Garrett Wilson was a standout at Lake Travis High School in Texas, where his high school career produced 204 catches for 3,359 yards and 55 touchdowns. He signed with Ohio State and has been a contributor there since he was a freshman. Wilson projects to be one of the first wideouts taken in the 2022 NFL draft and is one of the fastest receivers in this year’s class.
Wilson played on the outside for his first season but then moved to the slot entering 2020. He’s likely to be selected to remain in the slot where he was a devastating weapon for the Buckeyes. He opened the 2020 season with four consecutive games with over 100 yards and finished his fine junior year with three straight 100-yard efforts.
He played with Justin Fields for his first two years but then hit a higher level with quarterback C.J. Stroud and topped 1,000 yards. Wilson was a part of a deadly trio of wideouts at Ohio State last year. Teammates Jaxon Smith-Njigba (95-1606-9) and Chris Olave (65-936-13) were also top receivers in the Big Ten.
Weight: 183 pounds
40 time: 4.38 seconds
Wilson was a playmaker and game-breaker in college, with speed to take it to the house on any play. He’ll be one of the first rookies drafted in fantasy leagues this year.
Table: Garrett Wilson NCAA stats (2019-21)
- Blazing speed with effortless second gear
- Crisp route runner with precise moves
- Outstanding deep threat
- Can high-point the ball and has fly-paper hands to make catch
- Great football intelligence with a knack for being open
- Strong downfield blocker
- Master of “yards after catch” as a threat to all levels of defense
- Burst from line with clean cuts and snaps at change of direction
- Can double as a returner
- Smaller size may limit him to slot work
- Not as physical at the point of catch
- Catch radius is smaller, so targets need to be accurate
- Occasional concentration drops
Chris Olave and Garrett Wilson will be the Jaylen Waddle/DeVonta Smith from this draft – both expected to be first-round picks, and yet in this case, neither was the top receiver for Ohio State last year. Wilson is one of the lowest risk rookie wideouts this year; he’s succeeded on hard work, exact route running, and being at his most dangerous in the middle of the secondary under the safety where his burst and speed have been deadly.
Wilson helped his case with that 4.38 40-time at the NFL Combine, but he’s much more than just a deep-ball receiver. There are some draft boards with Wilson at the top, so he should be taken by the middle of the first round.
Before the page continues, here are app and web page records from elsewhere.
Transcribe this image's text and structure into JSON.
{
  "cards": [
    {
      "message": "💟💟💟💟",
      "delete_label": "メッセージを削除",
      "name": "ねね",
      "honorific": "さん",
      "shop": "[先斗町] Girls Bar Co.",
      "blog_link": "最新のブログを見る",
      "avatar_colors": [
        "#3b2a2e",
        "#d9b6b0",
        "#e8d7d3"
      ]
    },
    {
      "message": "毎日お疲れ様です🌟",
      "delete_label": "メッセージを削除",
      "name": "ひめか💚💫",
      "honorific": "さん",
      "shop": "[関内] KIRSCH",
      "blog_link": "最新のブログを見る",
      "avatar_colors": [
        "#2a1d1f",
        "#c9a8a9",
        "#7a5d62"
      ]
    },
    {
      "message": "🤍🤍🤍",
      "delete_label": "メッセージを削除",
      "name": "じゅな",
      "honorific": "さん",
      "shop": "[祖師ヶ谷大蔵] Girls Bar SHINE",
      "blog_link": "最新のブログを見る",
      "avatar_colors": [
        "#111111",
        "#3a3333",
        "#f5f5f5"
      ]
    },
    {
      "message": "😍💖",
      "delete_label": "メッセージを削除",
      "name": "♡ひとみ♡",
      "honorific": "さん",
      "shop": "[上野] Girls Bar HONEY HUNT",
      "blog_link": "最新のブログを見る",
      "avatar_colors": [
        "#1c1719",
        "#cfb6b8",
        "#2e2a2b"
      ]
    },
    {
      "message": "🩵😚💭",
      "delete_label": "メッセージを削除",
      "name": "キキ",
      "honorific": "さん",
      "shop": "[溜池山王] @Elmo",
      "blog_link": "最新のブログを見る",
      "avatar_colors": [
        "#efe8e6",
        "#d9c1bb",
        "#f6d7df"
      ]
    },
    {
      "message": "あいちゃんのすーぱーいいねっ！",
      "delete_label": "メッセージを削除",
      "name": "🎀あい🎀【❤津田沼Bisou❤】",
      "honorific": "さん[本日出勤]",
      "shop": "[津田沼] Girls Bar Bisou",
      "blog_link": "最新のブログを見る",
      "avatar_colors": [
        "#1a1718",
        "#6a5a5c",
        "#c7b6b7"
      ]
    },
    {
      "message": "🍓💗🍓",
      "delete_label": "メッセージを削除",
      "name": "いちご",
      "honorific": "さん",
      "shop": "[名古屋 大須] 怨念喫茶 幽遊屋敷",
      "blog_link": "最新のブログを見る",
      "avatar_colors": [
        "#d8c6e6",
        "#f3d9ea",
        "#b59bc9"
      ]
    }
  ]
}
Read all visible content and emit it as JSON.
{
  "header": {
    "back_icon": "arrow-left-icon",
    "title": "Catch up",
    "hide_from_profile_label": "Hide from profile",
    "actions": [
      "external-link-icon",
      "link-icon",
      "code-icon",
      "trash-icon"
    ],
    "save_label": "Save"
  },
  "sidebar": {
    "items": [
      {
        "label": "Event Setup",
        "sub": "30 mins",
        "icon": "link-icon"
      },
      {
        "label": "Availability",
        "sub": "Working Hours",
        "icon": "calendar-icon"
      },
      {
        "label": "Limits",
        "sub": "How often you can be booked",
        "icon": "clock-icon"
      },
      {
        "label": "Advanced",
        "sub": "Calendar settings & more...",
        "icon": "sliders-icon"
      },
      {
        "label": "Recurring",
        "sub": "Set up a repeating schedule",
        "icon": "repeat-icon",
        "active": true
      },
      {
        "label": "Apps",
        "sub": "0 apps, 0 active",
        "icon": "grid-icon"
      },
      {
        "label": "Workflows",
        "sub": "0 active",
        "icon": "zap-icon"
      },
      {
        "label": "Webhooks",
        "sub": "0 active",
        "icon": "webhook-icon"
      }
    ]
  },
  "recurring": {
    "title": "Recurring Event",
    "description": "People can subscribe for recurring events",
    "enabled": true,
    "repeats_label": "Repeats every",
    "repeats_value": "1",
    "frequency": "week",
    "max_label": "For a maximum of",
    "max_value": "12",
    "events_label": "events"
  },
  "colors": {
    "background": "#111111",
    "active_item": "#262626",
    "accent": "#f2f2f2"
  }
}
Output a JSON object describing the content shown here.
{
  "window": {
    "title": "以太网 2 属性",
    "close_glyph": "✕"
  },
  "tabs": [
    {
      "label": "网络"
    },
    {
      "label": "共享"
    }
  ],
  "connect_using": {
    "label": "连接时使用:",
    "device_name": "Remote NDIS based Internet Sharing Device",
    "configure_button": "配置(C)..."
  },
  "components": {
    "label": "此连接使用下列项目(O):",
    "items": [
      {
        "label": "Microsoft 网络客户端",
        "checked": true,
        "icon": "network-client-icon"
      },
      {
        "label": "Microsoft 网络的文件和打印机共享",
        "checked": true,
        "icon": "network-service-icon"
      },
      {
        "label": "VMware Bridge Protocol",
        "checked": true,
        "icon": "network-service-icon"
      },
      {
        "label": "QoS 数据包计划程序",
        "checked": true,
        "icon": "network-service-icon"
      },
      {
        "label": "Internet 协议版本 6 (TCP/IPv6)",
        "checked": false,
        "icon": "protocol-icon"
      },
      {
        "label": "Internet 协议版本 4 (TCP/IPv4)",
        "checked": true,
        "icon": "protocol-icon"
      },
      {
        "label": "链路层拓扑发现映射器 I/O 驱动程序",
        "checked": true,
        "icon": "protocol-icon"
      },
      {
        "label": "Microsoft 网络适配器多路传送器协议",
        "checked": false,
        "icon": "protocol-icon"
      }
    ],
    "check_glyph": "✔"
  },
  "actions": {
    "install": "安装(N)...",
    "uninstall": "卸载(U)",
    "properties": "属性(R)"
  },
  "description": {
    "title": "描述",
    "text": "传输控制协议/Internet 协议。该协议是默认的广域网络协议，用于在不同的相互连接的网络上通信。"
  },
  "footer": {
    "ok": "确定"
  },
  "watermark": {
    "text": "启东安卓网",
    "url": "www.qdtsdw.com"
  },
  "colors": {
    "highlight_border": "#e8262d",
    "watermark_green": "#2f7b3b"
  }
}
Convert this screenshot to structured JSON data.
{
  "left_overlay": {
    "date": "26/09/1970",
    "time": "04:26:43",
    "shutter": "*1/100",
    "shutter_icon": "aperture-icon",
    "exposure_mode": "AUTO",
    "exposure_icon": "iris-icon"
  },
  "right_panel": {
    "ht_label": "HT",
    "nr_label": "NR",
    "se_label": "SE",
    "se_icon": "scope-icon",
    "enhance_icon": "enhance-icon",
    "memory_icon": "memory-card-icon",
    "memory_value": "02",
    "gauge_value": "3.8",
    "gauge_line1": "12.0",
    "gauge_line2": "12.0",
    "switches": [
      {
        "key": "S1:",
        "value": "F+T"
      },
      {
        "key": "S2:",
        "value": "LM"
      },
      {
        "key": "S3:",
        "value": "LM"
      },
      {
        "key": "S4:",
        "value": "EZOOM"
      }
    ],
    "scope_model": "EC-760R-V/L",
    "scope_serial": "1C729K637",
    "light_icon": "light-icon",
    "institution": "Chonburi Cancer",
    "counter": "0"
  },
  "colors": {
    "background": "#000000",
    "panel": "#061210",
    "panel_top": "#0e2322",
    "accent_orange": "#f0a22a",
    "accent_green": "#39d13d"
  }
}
Wilson projects to be a fantasy factor even as a rookie. He’s not big and physical, and likely won’t play outside against press coverage. But he’s a student of the game that will put in the work necessary to be successful at the pro level and has the physical tools to shine.
He’ll be best served in the slot, playing for an accurate quarterback with some element of RPO since he’s often described as “a quarterback’s best friend” who is always open, knows what to do when plays break down and can be used in many versatile ways including the occasional jet sweep.